The Anti-Federalists found most of their support among the poor and small farmers, in general. However, some wealthy people etc
The United States is a federal constitutional republic, in which the President of the United States (the head of state and head of government), Congress, and judiciary share powers reserved to the national government, and the federal government shares sovereignty with the state governments.
James Madison, Jr. (March 16, 1751 (O.S. March 5) – June 28, 1836) was an American statesman, political theorist and the fourth President of the United States (1809–1817). He is hailed as the "Father of the Constitution" for being instrumental in the drafting of the United States Constitution and as the key champion and author of the United States Bill of Rights. He served as a politician much of his adult life.
After the constitution had been drafted, Madison became one of the leaders in the movement to ratify it. His collaboration with Alexander Hamilton and John Jay produced the Federalist Papers (1788). Circulated only in New York at the time, they would later be considered among the most important polemics in support of the Constitution.
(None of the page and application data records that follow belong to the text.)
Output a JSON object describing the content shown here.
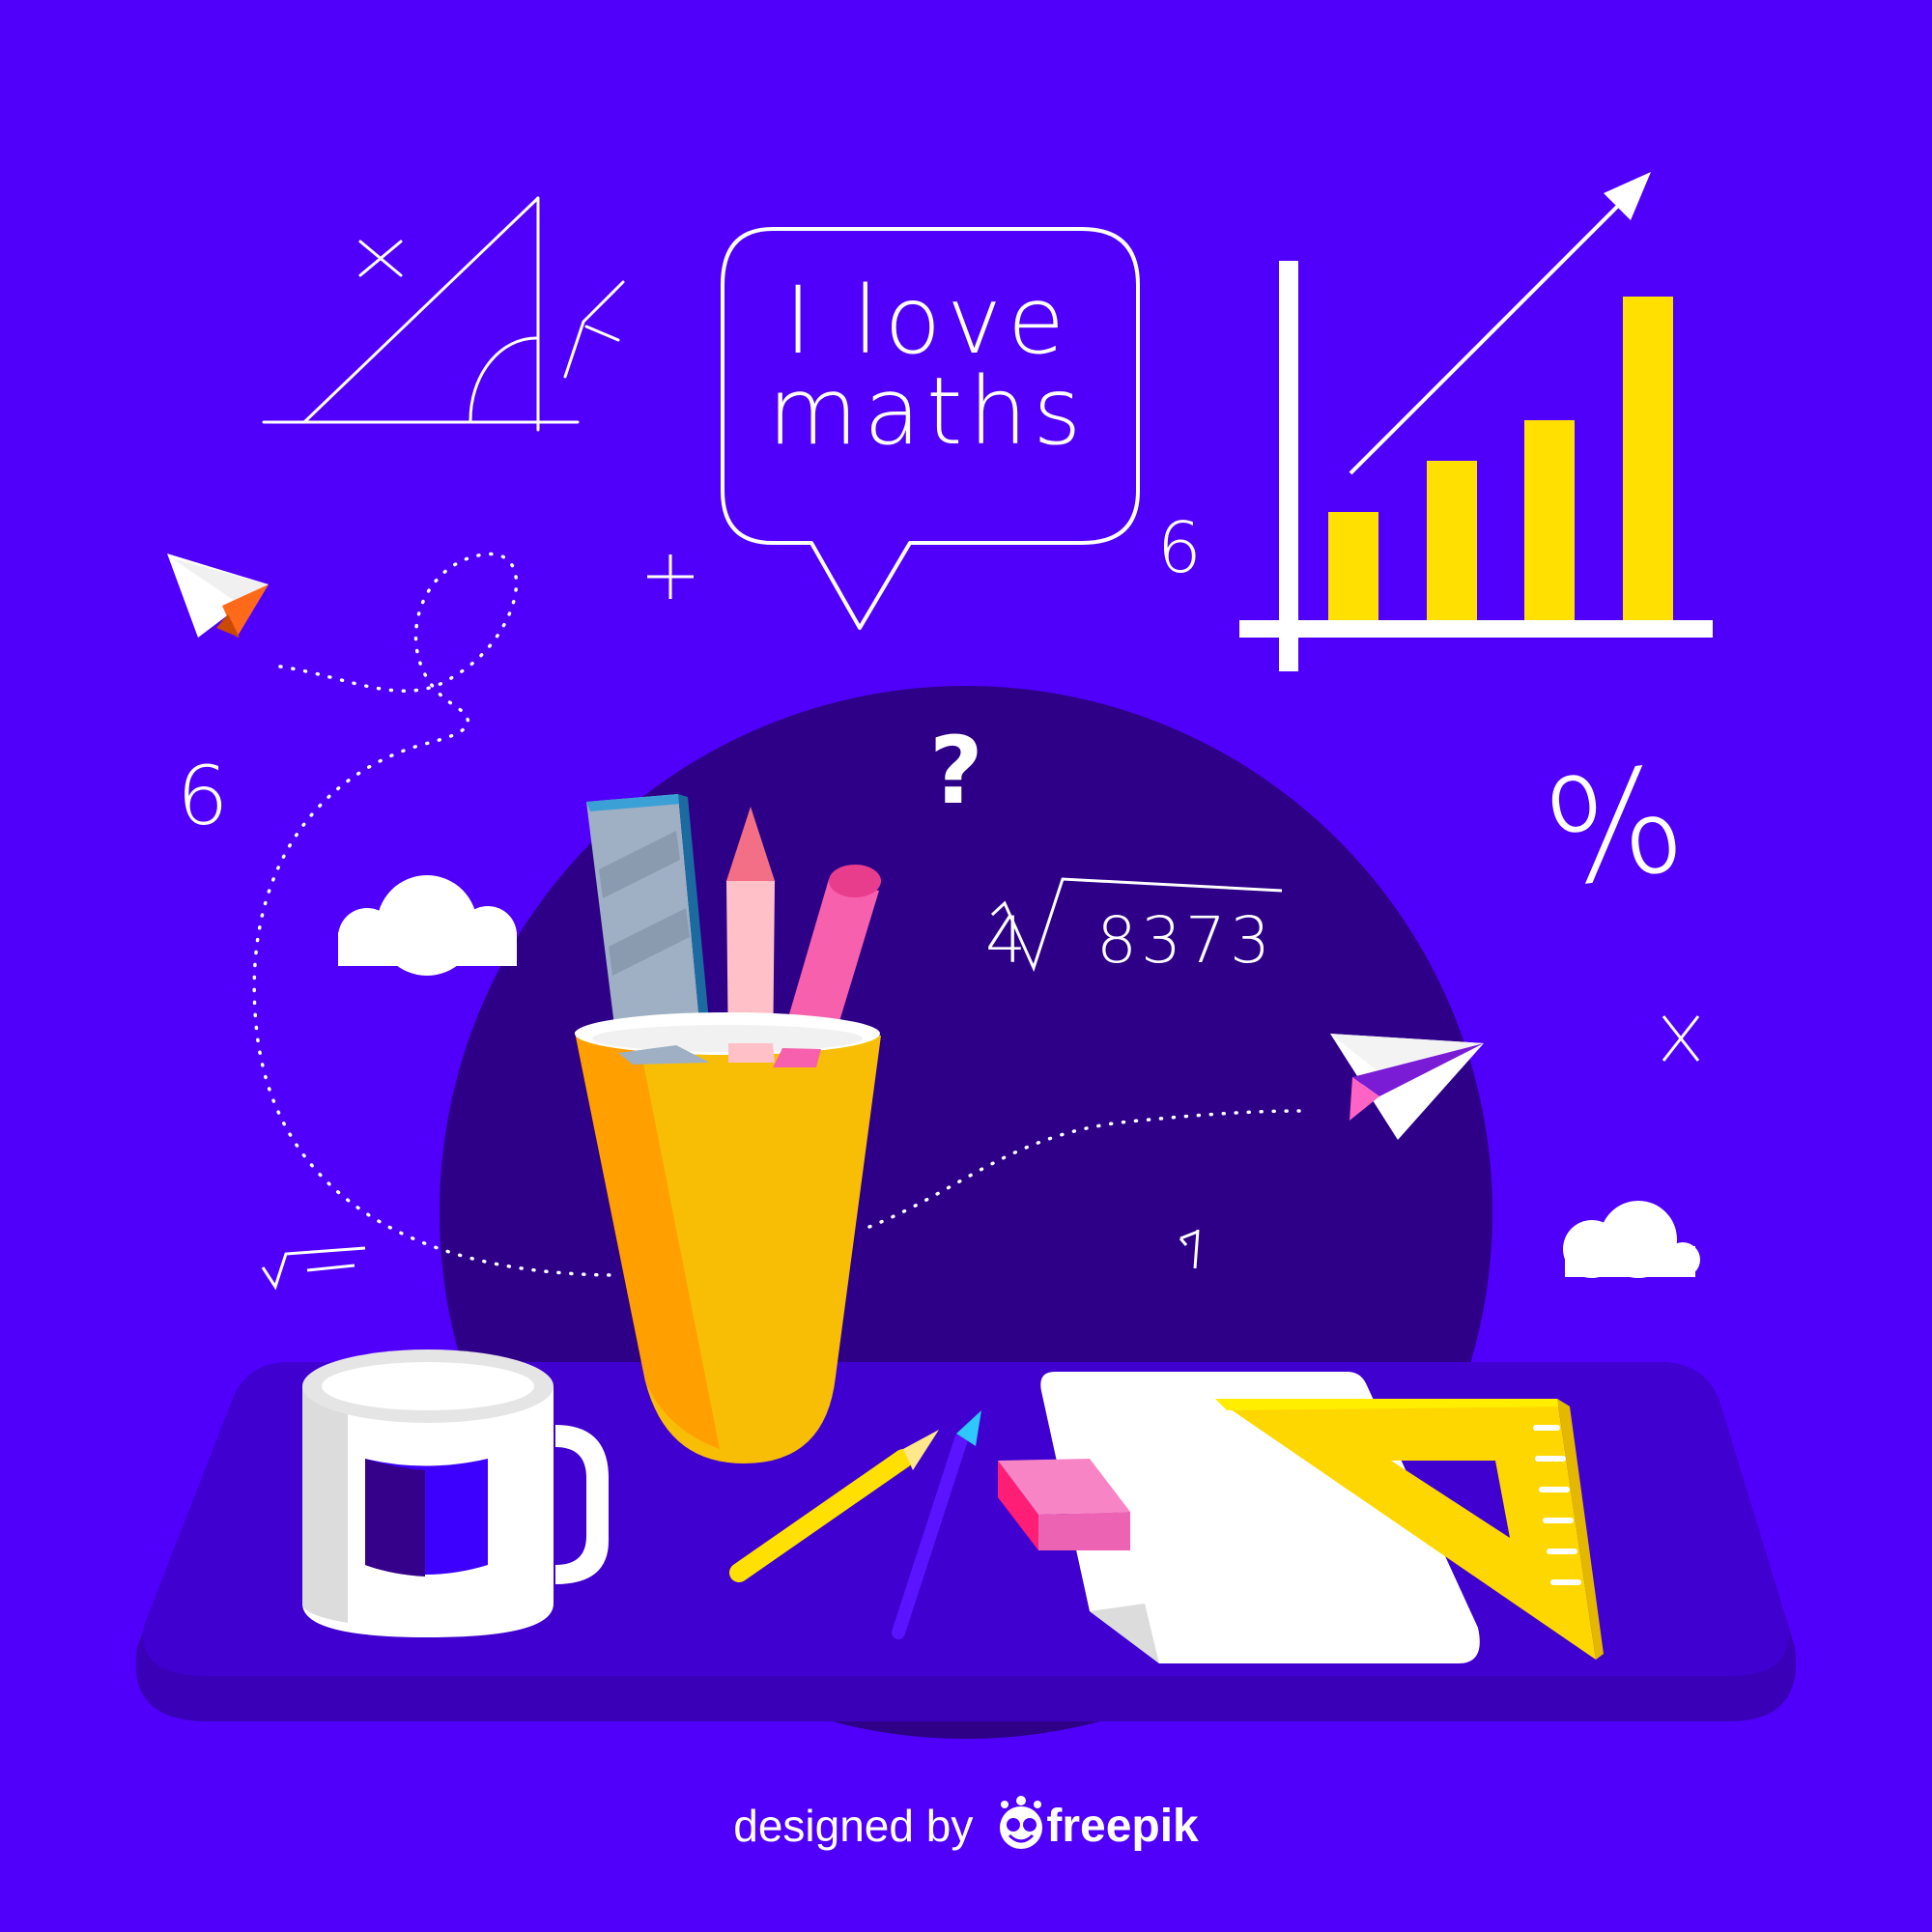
{
  "speech_bubble": {
    "line1": "I love",
    "line2": "maths"
  },
  "symbols": {
    "question": "?",
    "six_a": "6",
    "six_b": "6",
    "percent": "%",
    "root_index": "4",
    "root_radicand": "8373"
  },
  "credit": {
    "prefix": "designed by",
    "brand": "freepik"
  },
  "colors": {
    "background": "#5000fa",
    "circle": "#2d0087",
    "desk": "#3a00cc",
    "cup": "#f6b400",
    "chart_bar": "#ffe000",
    "set_square": "#ffd700"
  },
  "icons": [
    "triangle-sketch-icon",
    "bar-chart-icon",
    "paper-plane-icon",
    "cloud-icon",
    "cup-icon",
    "ruler-icon",
    "pencil-icon",
    "mug-icon",
    "eraser-icon",
    "paper-sheet-icon",
    "set-square-icon",
    "freepik-logo-icon"
  ]
}
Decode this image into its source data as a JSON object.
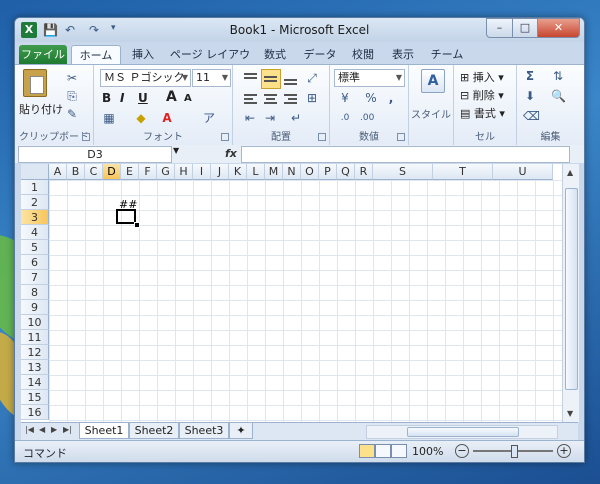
{
  "window": {
    "title": "Book1 - Microsoft Excel",
    "app_icon": "X",
    "controls": {
      "min": "–",
      "max": "□",
      "close": "✕"
    }
  },
  "qat": {
    "save": "💾",
    "undo": "↶",
    "redo": "↷"
  },
  "tabs": [
    "ファイル",
    "ホーム",
    "挿入",
    "ページ レイアウト",
    "数式",
    "データ",
    "校閲",
    "表示",
    "チーム"
  ],
  "help_icon": "?",
  "ribbon": {
    "clipboard": {
      "label": "クリップボード",
      "paste": "貼り付け"
    },
    "font": {
      "label": "フォント",
      "name": "ＭＳ Ｐゴシック",
      "size": "11",
      "bold": "B",
      "italic": "I",
      "underline": "U",
      "grow": "A",
      "shrink": "A"
    },
    "alignment": {
      "label": "配置"
    },
    "number": {
      "label": "数値",
      "format": "標準",
      "percent": "%",
      "comma": ","
    },
    "styles": {
      "label": "スタイル"
    },
    "cells": {
      "label": "セル",
      "insert": "挿入",
      "delete": "削除",
      "format": "書式"
    },
    "editing": {
      "label": "編集",
      "sigma": "Σ"
    }
  },
  "formula_bar": {
    "name_box": "D3",
    "fx": "fx",
    "formula": ""
  },
  "grid": {
    "columns": [
      "A",
      "B",
      "C",
      "D",
      "E",
      "F",
      "G",
      "H",
      "I",
      "J",
      "K",
      "L",
      "M",
      "N",
      "O",
      "P",
      "Q",
      "R",
      "S",
      "T",
      "U"
    ],
    "selected_column": "D",
    "rows": [
      "1",
      "2",
      "3",
      "4",
      "5",
      "6",
      "7",
      "8",
      "9",
      "10",
      "11",
      "12",
      "13",
      "14",
      "15",
      "16"
    ],
    "selected_row": "3",
    "cell_D2": "##"
  },
  "sheets": [
    "Sheet1",
    "Sheet2",
    "Sheet3"
  ],
  "active_sheet": "Sheet1",
  "status": {
    "mode": "コマンド",
    "zoom": "100%",
    "zoom_out": "−",
    "zoom_in": "+"
  }
}
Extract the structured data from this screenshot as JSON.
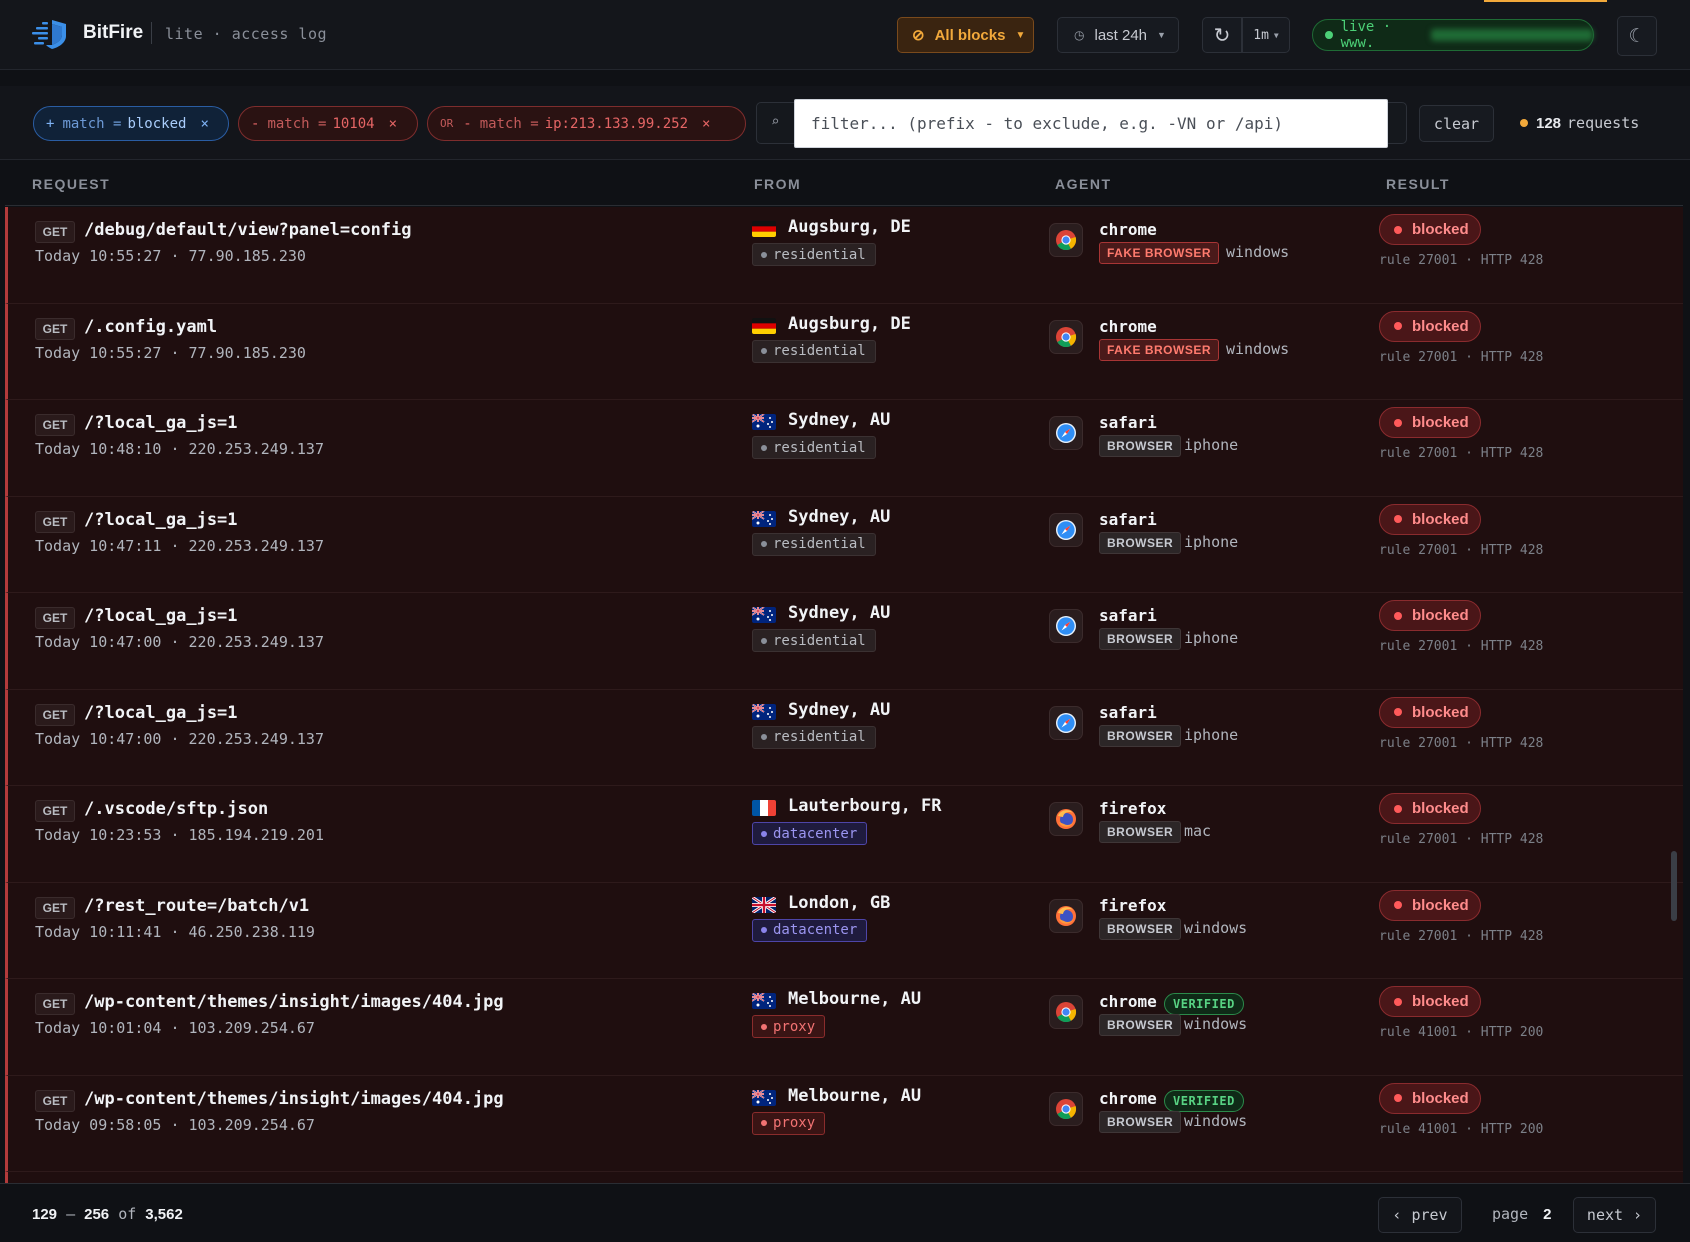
{
  "header": {
    "brand": "BitFire",
    "subtitle": "lite · access log",
    "blocks_label": "All blocks",
    "range_label": "last 24h",
    "interval_label": "1m",
    "live_label": "live · www.",
    "colors": {
      "accent": "#f2a93b",
      "live": "#4cd077",
      "blocked": "#ff5a5a"
    }
  },
  "filters": {
    "chips": [
      {
        "sign": "+",
        "key": "match =",
        "value": "blocked",
        "kind": "include"
      },
      {
        "sign": "-",
        "key": "match =",
        "value": "10104",
        "kind": "exclude"
      },
      {
        "prefix": "OR",
        "sign": "-",
        "key": "match =",
        "value": "ip:213.133.99.252",
        "kind": "exclude"
      }
    ],
    "search_placeholder": "filter... (prefix - to exclude, e.g. -VN or /api)",
    "clear_label": "clear",
    "count": "128",
    "count_label": "requests"
  },
  "table": {
    "columns": [
      "REQUEST",
      "FROM",
      "AGENT",
      "RESULT"
    ],
    "rows": [
      {
        "method": "GET",
        "path": "/debug/default/view?panel=config",
        "meta": "Today 10:55:27 · 77.90.185.230",
        "flag": "DE",
        "city": "Augsburg, DE",
        "net": "residential",
        "browser": "chrome",
        "verified": "",
        "type": "FAKE BROWSER",
        "os": "windows",
        "result": "blocked",
        "rule": "rule 27001 · HTTP 428"
      },
      {
        "method": "GET",
        "path": "/.config.yaml",
        "meta": "Today 10:55:27 · 77.90.185.230",
        "flag": "DE",
        "city": "Augsburg, DE",
        "net": "residential",
        "browser": "chrome",
        "verified": "",
        "type": "FAKE BROWSER",
        "os": "windows",
        "result": "blocked",
        "rule": "rule 27001 · HTTP 428"
      },
      {
        "method": "GET",
        "path": "/?local_ga_js=1",
        "meta": "Today 10:48:10 · 220.253.249.137",
        "flag": "AU",
        "city": "Sydney, AU",
        "net": "residential",
        "browser": "safari",
        "verified": "",
        "type": "BROWSER",
        "os": "iphone",
        "result": "blocked",
        "rule": "rule 27001 · HTTP 428"
      },
      {
        "method": "GET",
        "path": "/?local_ga_js=1",
        "meta": "Today 10:47:11 · 220.253.249.137",
        "flag": "AU",
        "city": "Sydney, AU",
        "net": "residential",
        "browser": "safari",
        "verified": "",
        "type": "BROWSER",
        "os": "iphone",
        "result": "blocked",
        "rule": "rule 27001 · HTTP 428"
      },
      {
        "method": "GET",
        "path": "/?local_ga_js=1",
        "meta": "Today 10:47:00 · 220.253.249.137",
        "flag": "AU",
        "city": "Sydney, AU",
        "net": "residential",
        "browser": "safari",
        "verified": "",
        "type": "BROWSER",
        "os": "iphone",
        "result": "blocked",
        "rule": "rule 27001 · HTTP 428"
      },
      {
        "method": "GET",
        "path": "/?local_ga_js=1",
        "meta": "Today 10:47:00 · 220.253.249.137",
        "flag": "AU",
        "city": "Sydney, AU",
        "net": "residential",
        "browser": "safari",
        "verified": "",
        "type": "BROWSER",
        "os": "iphone",
        "result": "blocked",
        "rule": "rule 27001 · HTTP 428"
      },
      {
        "method": "GET",
        "path": "/.vscode/sftp.json",
        "meta": "Today 10:23:53 · 185.194.219.201",
        "flag": "FR",
        "city": "Lauterbourg, FR",
        "net": "datacenter",
        "browser": "firefox",
        "verified": "",
        "type": "BROWSER",
        "os": "mac",
        "result": "blocked",
        "rule": "rule 27001 · HTTP 428"
      },
      {
        "method": "GET",
        "path": "/?rest_route=/batch/v1",
        "meta": "Today 10:11:41 · 46.250.238.119",
        "flag": "GB",
        "city": "London, GB",
        "net": "datacenter",
        "browser": "firefox",
        "verified": "",
        "type": "BROWSER",
        "os": "windows",
        "result": "blocked",
        "rule": "rule 27001 · HTTP 428"
      },
      {
        "method": "GET",
        "path": "/wp-content/themes/insight/images/404.jpg",
        "meta": "Today 10:01:04 · 103.209.254.67",
        "flag": "AU",
        "city": "Melbourne, AU",
        "net": "proxy",
        "browser": "chrome",
        "verified": "VERIFIED",
        "type": "BROWSER",
        "os": "windows",
        "result": "blocked",
        "rule": "rule 41001 · HTTP 200"
      },
      {
        "method": "GET",
        "path": "/wp-content/themes/insight/images/404.jpg",
        "meta": "Today 09:58:05 · 103.209.254.67",
        "flag": "AU",
        "city": "Melbourne, AU",
        "net": "proxy",
        "browser": "chrome",
        "verified": "VERIFIED",
        "type": "BROWSER",
        "os": "windows",
        "result": "blocked",
        "rule": "rule 41001 · HTTP 200"
      }
    ]
  },
  "footer": {
    "range_start": "129",
    "range_end": "256",
    "range_of": "of",
    "range_total": "3,562",
    "prev_label": "prev",
    "page_label": "page",
    "page_number": "2",
    "next_label": "next"
  }
}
He was also a delegate to the Virginia constitutional ratifying convention, and was instrumental to the successful ratification effort in Virginia. Like most of his contemporaries, Madison changed his political views during his life. During the drafting and ratification of the constitution, he favored a strong national government, though later he grew to favor stronger state governments, before settling between the two extremes late in his life. Law
Federalism in the United States is the evolving relationship between U.S. state governments and the federal government of the United States. Since the founding of the country, and particularly with the end of the American Civil War, power shifted away from the states and towards the national government.
Articles of the Constitution
Bill of Rights Federalist
The Federalist Party was the first American political party, from the early 1790s to 1816, the era of the First Party System, with remnants lasting into the 1820s. The Federalists controlled the federal government until 1801. The party was formed by Alexander Hamilton, between 1789–1797 it was built mainly with the support of bankers and businessmen, to support his fiscal policies. These supporters grew into the Federalist Party committed to a fiscally sound and nationalistic government. The United States' only Federalist president was John Adams; although George Washington was broadly sympathetic to the Federalist program, he remained an independent during his entire presidency.
The Federalist policies called for a national bank, tariffs, and good relations with Britain as expressed in the Jay Treaty negotiated in 1794. Hamilton developed the concept of implied powers, and successfully argued the adoption of that interpretation of the United States Constitution. Their political opponents, the Democratic-Republicans, led by Thomas Jefferson and James Madison, denounced most of the Federalist policies, especially the bank and implied powers, and vehemently attacked the Jay Treaty as a sell-out of republican values to the British monarchy. The Jay Treaty passed, and indeed the Federalists won most of the major legislative battles in the 1790s. They held a strong base in the nation's cities and in New England. The Democratic-Republicans, with their base in the rural South, won the hard-fought election of 1800; the Federalists never returned to power. They recovered some strength by intense opposition to the War of 1812; they practically vanished during the Era of Good Feelings that followed the end of the war in 1815.
The Federalist Era was a time period in American history from roughly 1789-1801 when the Federalist Party was dominant in American politics. This period saw the adoption of the United States Constitution and the expansion of the federal government. In addition, the era saw the growth of a strong nationalistic government under the control of the Federalist Party. Among the most important events of this period was the foreign entanglements between France and Great Britain, the assertion of a strong, centralized federal government, and creation of political parties.